Internationally, each year PWH sends nearly two dozen forty-foot containers of donated medical supplies and equipment to under-resourced hospitals, clinics and humanitarian organizations in places like Ukraine, Uganda, Nepal and Bangladesh. Every item they send overseas is a silent testament to how our own healthcare system is so far from the circular economy model. The average value of goods shipped in each container exceeds $200,000.
But the good news is that there is more focus than ever in the healthcare industry on sustainability and ESG (Environmental, Social, Governance) efforts. Practice Greenhealth, a membership network of more than 1,400 healthcare organizations focused on environmental sustainability, has grown by 17% in the last two years.
Socially, there are more organizations like PWH and Atlanta’s Medshare addressing health inequity, which refers to avoidable differences in health between different groups of people. In their most recent fiscal year, Medshare was able to improve the lives of 4.7 million people in 41 countries, including the U.S., and provide $18 million in aid.
But what about healthcare providers in areas outside the reach of organizations like Medshare and PWH? How do we enable all healthcare organizations to minimize waste and maximize their social impact?
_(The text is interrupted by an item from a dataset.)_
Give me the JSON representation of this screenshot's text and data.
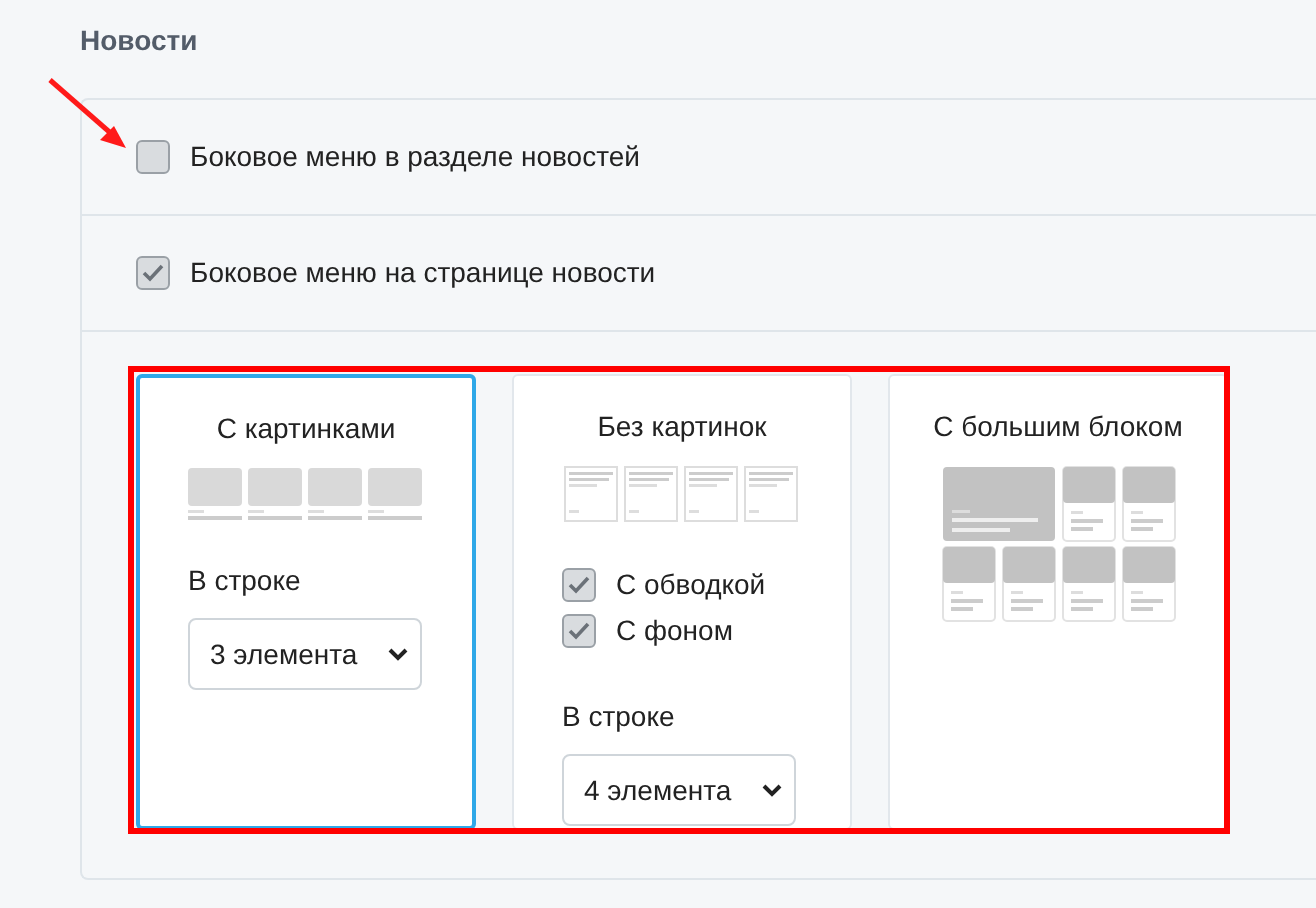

How do we measure and report those impacts?
Answer: By working with organizations like ours that plug them into the circular economy, they will derive data they can use to demonstrate that impact—whether it’s social or environmental—whether it’s a local community or one on the other side of the planet.
Onepak’s ReturnCenter platform is like the fireman in control of a firehose—able to strategically direct the flow of used equipment and supplies where they are most needed—an ESG-intelligent routing tool.
Because of our technology infrastructure, Onepak is uniquely positioned to serve as facilitators and data providers in this circular system. By operating a platform that connects all stakeholders and service providers, we can physically move valuable items back into a reuse economy and provide the credible, independent third-party “E” and “S” data about the impact of those efforts.
The healthcare industry needs better metrics to measure the social impact of reuse programs. If you have ideas about how to help these initiatives, or how your organization might benefit from joining a redistribution network, we’d love to hear from you.